Two questions sent to me for my comments in response to the ongoing ground sentiments towards the Reserved Presidential Election,
“To what extent has the experience of the reserved presidency negatively altered perceptions of the PAP and could it put a dent in public support for the ruling party during the next general election?
Has the reserved presidency, intended to guarantee racial inclusion through a minority representation in government, actually had a negative effect on race relations in Singapore?”
The first thing that any Singaporeans could think of being proud of their country is the fact that Singapore is truly multi-cultural, tolerant and respectful of one and other regardless of race and religion.
Therefore, People’s Action Party (PAP) has touched a raw nerve in its push to achieve its intended goal to secure its preferred candidate as the elected President through the use of race.
By leveraging on the Malay minority as a reason why there is a need to deem the PE2017 as a reserved election, and insinuating Singaporeans are deep-down racists with questionable polls, PAP has undone fifty years of nation-building.
Other than angry comments that flood news reports over the Elected Presidency, there are many comments online from the Malay community asking why are people against the Reserved Presidential Election, asking if the other races are unhappy with having a Malay President. Instead of fostering a more harmonious multi-cultural society, the Reserved Election has only served to cause much angst for the Malay community.

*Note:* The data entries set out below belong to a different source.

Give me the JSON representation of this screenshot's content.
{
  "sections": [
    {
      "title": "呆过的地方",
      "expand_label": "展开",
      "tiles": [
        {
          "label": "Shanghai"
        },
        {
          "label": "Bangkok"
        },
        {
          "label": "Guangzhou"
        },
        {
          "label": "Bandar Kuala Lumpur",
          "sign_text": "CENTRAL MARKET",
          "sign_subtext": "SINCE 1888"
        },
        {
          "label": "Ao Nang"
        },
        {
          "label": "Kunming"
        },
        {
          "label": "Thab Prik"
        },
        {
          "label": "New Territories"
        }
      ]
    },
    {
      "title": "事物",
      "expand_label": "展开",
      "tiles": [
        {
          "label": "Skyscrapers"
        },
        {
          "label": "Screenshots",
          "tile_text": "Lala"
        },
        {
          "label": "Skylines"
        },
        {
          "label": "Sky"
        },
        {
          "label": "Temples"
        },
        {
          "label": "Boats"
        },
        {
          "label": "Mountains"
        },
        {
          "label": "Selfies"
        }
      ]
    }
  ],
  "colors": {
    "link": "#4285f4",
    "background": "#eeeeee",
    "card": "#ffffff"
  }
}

However, if one were to ask about how much effect would this anger translate to a dip in PAP’s percentage at the national polls, one has to first ask if Singaporean voters vote PAP solely on the basis of trust and support.
Speaking to friends outside of the civil society, many have confided to me that though they do not support PAP in terms of its policies and antics, they will still vote for PAP out of fear that their “privileges” such as HDB loans and other subsidies will be withdrawn from them. While this may not be a fact, but the fear is very much ingrained into the common folks, given how tightly intertwined the public bodies such as People’s Association and the PAP are perceived by the public and in reality. (PA and PAP’s head are the same person)
When media and PAP start drumming the fear engine of whether the people are prepared for an inexperienced government, people will eventually vote for the perceived lesser evil that they know and some with that blind loyalty to a party that brought Singapore to the claimed First World country status.
Contrary to common belief, I believe it will be the new citizens who have the guts and will to vote for a new government that can bring a fresh breath of air to the dynastic rule of this democratic country.